When Jakarta isn't submerged by floods, its residents experience incredible water stress. These twin problems—too much water and too little—are linked by a common solution: restoring the watershed's forests.
Artificial neural networks fed data on prior deforestation can be used to project and plan for future forest loss in Central Africa and beyond.
The OneMap process offers hope for reconciling conflicting land rights claims in Indonesia.
It’s fitting that International Day of Forests (March 21) and World Water Day (March 22) fall next to each other, as the health of these resources often go hand-in-hand.
Global Forest Watch (GFW), an interactive online forest monitoring and alert system led by WRI, is used around the world to better manage forests. For example, GFW enabled civil society organizations to work with local stakeholders in Uganda and Nicaragua to document and report illegal practices in order to protect local forests and community rights.
For decades, local stakeholders around the world have tried to monitor forests with often outdated, low-resolution, and hard-to-access maps and data. In Uganda, for example, the National Forestry Authority (NFA) has struggled to pinpoint illegal deforestation within the 1.2 million hectares (3 million acres) of forest reserves it manages. In Nicaragua, illegal cattle ranching has devastated large expanses of forest, threatening the security and livelihoods of indigenous peoples and depleting wildlife habitat.
Global Forest Watch (GFW), created by a partnership of over 90 organizations and led by WRI, allows anyone with an Internet connection or mobile device to monitor forests in near-real-time with unprecedented precision using satellite data. GFW collaborates with over 100 civil society organizations globally to generate evidence, raise public awareness, and improve forest management. GFW supports these partners through small grants, data sharing, and technical training and support, including helping to adapt GFW to meet their needs.

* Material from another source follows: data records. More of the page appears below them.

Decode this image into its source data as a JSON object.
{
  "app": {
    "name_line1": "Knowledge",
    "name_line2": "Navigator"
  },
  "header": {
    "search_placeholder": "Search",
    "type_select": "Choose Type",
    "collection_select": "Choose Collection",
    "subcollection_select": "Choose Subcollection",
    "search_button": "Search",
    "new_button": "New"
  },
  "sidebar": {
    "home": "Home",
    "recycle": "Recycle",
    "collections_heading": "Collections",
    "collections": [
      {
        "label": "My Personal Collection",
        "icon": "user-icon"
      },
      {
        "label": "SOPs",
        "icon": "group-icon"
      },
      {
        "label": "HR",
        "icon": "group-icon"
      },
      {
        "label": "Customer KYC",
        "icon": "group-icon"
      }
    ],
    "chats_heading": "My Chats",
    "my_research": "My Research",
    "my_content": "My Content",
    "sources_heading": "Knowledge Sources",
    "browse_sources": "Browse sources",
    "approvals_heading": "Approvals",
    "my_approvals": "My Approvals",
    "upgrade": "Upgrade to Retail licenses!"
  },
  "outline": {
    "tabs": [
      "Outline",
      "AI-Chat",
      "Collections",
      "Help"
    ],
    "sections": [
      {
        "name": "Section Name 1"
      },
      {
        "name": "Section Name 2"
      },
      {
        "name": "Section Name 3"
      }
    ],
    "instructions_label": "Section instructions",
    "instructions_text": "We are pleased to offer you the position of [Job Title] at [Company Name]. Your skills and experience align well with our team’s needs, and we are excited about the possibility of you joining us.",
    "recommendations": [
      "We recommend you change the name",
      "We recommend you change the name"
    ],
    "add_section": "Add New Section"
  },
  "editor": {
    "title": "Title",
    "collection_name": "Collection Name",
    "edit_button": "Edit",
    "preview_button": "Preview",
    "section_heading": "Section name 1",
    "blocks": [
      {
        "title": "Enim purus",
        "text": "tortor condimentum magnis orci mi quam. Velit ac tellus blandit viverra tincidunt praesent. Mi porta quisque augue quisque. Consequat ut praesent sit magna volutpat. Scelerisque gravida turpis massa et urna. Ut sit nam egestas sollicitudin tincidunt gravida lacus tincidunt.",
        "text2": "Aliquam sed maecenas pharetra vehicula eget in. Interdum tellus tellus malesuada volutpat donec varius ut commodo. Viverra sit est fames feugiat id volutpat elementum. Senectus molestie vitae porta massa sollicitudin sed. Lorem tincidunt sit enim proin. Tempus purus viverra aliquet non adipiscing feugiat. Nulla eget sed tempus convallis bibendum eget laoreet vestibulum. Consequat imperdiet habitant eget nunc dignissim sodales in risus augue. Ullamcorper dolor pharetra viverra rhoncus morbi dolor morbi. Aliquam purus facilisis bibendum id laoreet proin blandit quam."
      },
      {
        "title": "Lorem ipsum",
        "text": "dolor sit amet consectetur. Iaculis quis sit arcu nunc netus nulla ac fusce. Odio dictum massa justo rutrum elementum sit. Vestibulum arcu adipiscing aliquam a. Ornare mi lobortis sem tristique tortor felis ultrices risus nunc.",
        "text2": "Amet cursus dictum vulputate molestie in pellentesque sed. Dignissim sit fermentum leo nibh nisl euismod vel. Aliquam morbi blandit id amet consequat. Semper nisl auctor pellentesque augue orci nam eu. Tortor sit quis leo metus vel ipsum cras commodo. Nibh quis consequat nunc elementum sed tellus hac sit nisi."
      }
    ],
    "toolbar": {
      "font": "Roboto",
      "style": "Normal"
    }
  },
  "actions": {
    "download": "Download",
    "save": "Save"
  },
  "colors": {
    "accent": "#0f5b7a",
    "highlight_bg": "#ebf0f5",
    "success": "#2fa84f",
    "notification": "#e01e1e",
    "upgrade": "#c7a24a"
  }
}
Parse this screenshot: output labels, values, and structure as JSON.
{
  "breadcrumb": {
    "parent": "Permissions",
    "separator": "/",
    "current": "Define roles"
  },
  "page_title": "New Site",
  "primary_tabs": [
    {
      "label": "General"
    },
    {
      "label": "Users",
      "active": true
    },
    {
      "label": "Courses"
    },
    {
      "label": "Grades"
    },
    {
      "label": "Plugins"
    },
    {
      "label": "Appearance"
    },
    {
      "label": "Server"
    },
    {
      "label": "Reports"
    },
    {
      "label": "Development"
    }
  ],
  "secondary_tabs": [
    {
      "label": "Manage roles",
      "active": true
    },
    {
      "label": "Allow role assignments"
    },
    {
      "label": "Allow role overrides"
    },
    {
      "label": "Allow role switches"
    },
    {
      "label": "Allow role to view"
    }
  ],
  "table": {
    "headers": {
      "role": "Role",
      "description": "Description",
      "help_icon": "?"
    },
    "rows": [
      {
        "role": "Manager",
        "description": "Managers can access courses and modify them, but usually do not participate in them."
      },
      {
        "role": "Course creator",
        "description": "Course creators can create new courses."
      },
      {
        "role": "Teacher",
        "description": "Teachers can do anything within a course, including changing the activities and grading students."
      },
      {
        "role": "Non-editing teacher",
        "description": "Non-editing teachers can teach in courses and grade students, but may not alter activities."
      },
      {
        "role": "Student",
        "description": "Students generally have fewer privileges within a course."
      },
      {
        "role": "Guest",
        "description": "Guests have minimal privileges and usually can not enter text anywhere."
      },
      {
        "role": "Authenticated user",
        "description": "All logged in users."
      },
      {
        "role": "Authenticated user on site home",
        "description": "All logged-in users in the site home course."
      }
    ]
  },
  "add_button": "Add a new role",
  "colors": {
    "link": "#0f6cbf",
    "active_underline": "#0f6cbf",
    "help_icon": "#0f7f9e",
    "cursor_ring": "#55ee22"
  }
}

In Uganda, GFW partnered with the Jane Goodall Institute, Google, and NFA forest rangers to develop Forest Watcher, an application designed specifically for the rangers and drawing on GFW data. Forest Watcher allows rangers to use smartphones and tablets offline for on-the-ground monitoring and verification of deforestation alerts. In Nicaragua, GFW worked with Global Wildlife Conservation and the Rama and Kriol communities to establish an indigenous forest ranger program that uses GFW to monitor the forests on which they depend.
Civil society organizations around the world are using data from GFW to protect forests and community forest rights and to drive policy change. Uganda’s NFA has used Forest Watcher to identify and prosecute illegal loggers, and GFW is now adapting the app for use worldwide. The Nicaraguan rangers have used GFW to identify and report illegal deforestation and encroachment by ranchers. Local authorities have returned the land to the community.
These examples provide a snapshot of GFW’s reach. Governments and companies around the world also use GFW to better manage forests. More than a million unique users have accessed the platform since its launch in 2014, and users continue to report a diverse range of changes it has enabled.
The World Conservation Congress, held every four years, is one of the greatest demonstrations of conservation innovations. Three in particular provide promising opportunities to curb deforestation, protect wildlife and foster sustainable development.
Today, we have more data about forests than ever before, but we still can’t seem to agree on where, when and why forests are changing around the world.
Even two prominent global data sources appear to disagree, at least on the surface. “World deforestation slows down” was the headline of the 2015 Global Forest Resources Assessment (FRA) published by the United Nations Food and Agriculture Organization (FAO). In the same year,...
Despite the fact the Indonesia's peatlands are a major carbon sink, we know surprisingly little about them—much of the information out there about their extent, thickness and change is inaccurate. The recently launched Indonesian Peat Prize aims to change that.